When I last checked most of the genealogists I know were also people who had to live and do other things besides genealogy once and a while. But it is still interesting how many things I do every day relate to genealogy in some way or another. One of the notable events of this past year has been the phenomenal increase in my ability to find out things. It started with maps. Google Maps revolutionized the way I find places, not just for genealogy, but going to stores or other locations. Part of the reason this ability has made such a change is the availability of Google Maps on my iPhone. I used to carry a road atlas in my car, along with a detailed street map of Phoenix. No longer. Anyplace I happen to be, I can simply search and have almost instant directions to where ever I want to go.
Google Maps' ability is not limited to directions for travel, if I want to go to Costco or Target, I can search on that business and find the nearest location. This map idea has now expanded, during the past year, you can now search for almost any published book in the world and find the nearest library that has the book. This program is called WorldCat and contains the combined catalogs of over 10,000 libraries. During the past year, WorldCat added another service, searching the Internet for digital copies of a book. If you use WorldCat to do an advanced search, you can specify the format of the book, including a listing of all of the scanned, digitized copies of the book that may be available on the Web or any other format, including audio books and CDs. That brings us to scanned books, during the past year there has been an continuation of the explosion of scanned books on the Internet. Google Books is a good example, Google now has in excess of 10 million titles. You might want to check out ePub format. EPUB (electronic publication; also sometimes ePub, EPub, or epub) is a free and open e-book standard, by the International Digital Publishing Forum (IDPF). Files have the extension .epub. EPUB is designed for reflowable content, meaning that the text display can be optimized for the particular display device. The format is meant to function as a single format that publishers and conversion houses can use in-house, as well as for distribution and sale. It supersedes the Open eBook standard. Wikipedia. What does this mean? I can now read almost all of the available books on my iPhone!
OK, so how does this apply to genealogists? Think of the thousands of family history books being digitized every month. Many of these books will be available online on your desktop computer or even on a smart phone, like Google's Android phone or iPhone. With these devices you can carry around your whole genealogy file, assuming you purchase an App that will display the file.

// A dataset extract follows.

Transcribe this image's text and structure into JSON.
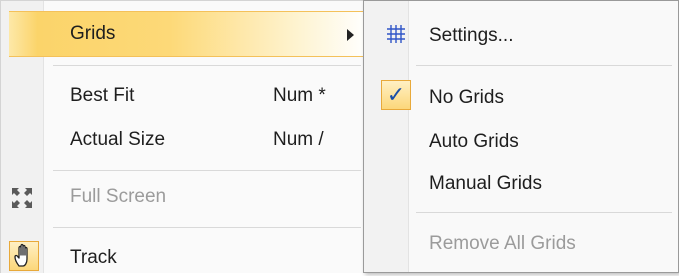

This goes on and on, of course, because finding out everything takes a little bit of time. Speaking of iPhones, there is an App (application or program) called SnapTell. Using the the camera on your iPhone, you can take a photo of the cover of any CD, DVD, book, or video game, and the application will automatically identify the product and find ratings and pricing information online. This really works, even for obscure genealogy books, as long as they are available through Amazon.com or a similar Website. This looking up stuff can be carried even further. You can use your iPhone to read UPC barcodes. Yes, you can be in a store and scan a bar code and the iPhone will look up the price and tell you if there is a better price somewhere else. The App is called RedLaser.
Who knows what tomorrow will bring, Google is supposed to be working on an App for Android that will let you take a picture of anything and it will look it up in Google. Good Luck.